into the backsplash and inserting a traditional plate holder in the
cabinetry, enough balance is achieved to avoid a conflict of styles.

Let’s take a turn-of-century
“Craftsman” style kitchen for a hypothetical example. The cabinets
would most likely be frame-and-panel with flush inlay doorframes. There
would be wood wainscoting in the dining area and perhaps tile around a
single porcelain sink. The lighting fixtures might have bevelled glass or
echoes of Tiffany lamps.

What concrete application
would be appropriate in this situation? 

I would look into one or
more of the following ideas in combination:

Choose an earth tone color
or natural gray. No bright colors.

Keep the front face, or
thickness, of the countertop at a minimum of 2- 1/2″ up to 5″.

Inset “panels” into the front face of
the countertop to reflect the cabinet doors.

decorative concrete finish

Courtesy of Cheng Design

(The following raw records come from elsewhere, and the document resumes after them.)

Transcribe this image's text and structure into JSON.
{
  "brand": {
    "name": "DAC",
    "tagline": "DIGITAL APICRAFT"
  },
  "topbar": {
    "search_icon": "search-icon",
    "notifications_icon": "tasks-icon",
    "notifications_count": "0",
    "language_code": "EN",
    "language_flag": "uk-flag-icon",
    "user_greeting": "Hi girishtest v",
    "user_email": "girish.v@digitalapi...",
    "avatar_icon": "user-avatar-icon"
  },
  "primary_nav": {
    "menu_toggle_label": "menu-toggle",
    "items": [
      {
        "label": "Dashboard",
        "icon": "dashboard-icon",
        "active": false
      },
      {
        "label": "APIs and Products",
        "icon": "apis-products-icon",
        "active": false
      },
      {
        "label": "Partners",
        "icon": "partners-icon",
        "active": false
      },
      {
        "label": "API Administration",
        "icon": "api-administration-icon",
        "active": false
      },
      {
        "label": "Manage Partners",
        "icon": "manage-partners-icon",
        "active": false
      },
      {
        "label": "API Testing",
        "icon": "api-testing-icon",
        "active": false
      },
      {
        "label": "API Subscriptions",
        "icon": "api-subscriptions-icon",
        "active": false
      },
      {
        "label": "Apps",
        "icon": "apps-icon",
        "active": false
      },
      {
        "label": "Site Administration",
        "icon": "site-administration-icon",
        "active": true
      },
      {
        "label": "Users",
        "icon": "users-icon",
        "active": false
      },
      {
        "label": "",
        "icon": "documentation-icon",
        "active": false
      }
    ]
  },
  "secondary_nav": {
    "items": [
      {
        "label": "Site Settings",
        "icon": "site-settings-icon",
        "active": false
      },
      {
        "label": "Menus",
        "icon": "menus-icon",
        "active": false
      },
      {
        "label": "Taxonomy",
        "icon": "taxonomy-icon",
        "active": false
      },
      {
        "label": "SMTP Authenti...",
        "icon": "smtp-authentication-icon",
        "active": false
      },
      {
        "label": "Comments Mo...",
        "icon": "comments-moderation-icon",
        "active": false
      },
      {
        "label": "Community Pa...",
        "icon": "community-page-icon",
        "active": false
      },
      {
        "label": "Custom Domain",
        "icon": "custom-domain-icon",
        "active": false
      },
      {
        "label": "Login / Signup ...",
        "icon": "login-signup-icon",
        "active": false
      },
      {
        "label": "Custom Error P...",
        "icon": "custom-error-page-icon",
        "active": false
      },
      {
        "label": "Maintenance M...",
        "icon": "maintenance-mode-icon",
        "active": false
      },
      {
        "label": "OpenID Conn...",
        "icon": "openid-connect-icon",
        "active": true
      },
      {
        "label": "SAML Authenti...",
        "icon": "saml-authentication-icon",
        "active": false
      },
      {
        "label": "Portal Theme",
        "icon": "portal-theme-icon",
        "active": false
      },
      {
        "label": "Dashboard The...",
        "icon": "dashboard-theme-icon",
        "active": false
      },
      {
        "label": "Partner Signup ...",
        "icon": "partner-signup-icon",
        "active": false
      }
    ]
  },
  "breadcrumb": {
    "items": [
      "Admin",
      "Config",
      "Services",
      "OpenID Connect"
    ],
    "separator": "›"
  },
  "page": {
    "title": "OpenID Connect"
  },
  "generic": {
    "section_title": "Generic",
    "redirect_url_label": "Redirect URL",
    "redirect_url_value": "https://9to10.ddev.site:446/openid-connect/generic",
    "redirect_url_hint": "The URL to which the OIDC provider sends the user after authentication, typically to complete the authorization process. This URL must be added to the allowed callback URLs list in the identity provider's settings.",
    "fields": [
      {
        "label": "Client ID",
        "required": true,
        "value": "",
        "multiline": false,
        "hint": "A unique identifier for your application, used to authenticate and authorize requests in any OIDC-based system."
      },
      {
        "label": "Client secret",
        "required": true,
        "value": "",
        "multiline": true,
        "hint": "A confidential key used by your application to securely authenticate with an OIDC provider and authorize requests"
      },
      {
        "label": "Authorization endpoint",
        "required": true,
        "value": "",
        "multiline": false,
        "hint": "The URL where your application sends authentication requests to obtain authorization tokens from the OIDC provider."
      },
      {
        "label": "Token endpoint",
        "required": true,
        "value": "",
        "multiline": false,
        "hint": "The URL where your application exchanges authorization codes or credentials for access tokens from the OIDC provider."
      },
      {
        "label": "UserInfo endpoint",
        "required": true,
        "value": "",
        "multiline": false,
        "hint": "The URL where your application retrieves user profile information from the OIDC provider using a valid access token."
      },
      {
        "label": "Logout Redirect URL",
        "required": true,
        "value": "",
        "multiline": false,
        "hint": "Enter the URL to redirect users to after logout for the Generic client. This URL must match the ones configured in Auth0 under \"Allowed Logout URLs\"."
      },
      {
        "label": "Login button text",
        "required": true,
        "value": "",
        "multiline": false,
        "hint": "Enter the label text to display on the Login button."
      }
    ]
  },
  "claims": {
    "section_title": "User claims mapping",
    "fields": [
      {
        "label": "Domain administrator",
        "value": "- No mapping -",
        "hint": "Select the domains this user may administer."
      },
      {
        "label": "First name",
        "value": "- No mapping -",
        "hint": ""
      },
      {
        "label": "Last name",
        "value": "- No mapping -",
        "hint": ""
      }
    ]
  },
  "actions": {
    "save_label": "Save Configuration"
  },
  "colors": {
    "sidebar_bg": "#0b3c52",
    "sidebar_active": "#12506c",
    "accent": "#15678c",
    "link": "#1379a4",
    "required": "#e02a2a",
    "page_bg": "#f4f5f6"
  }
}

These panels
would be no deeper than 3/8″ and would measure approximately 1/3″
to the height of the front face, or recess the appropriately sized or
proportioned ceramic tiles with some embossing on them into the face of the
countertop or into a cast backsplash. Allow the recess to be at least
1/4″ in depth.

Mosaic tiles in groups of four
separated by 1/8″-1/4″ spacing could be placed on the countertop
surface as inlaid “trivets” next to the stove burners. (In the
mold, they would be placed face down on the bottom of the form.) Line the
drain board into the sink with tile or marble.

concrete with mosaic design inlaid

Courtesy of Cheng Design

Now I wouldn’t want to use all
of the above accents – just enough to carry a complementary flavor to the
Craftsman look and feel. The concrete itself is earthy enough to carry that
load.

It’s up to you as a homeowner or designer to add the touch that
personalizes and enhances the piece. In some cases, for instance, the
overwrought “traditional English manor” kitchen, usually full of
elaborate detailing, can use a touch of restraint – the
concrete
kitchen countertop

with a simple ogee edge detail and a complementary white porcelain farm sink
might just be perfect.

As they say, it’s all in the details.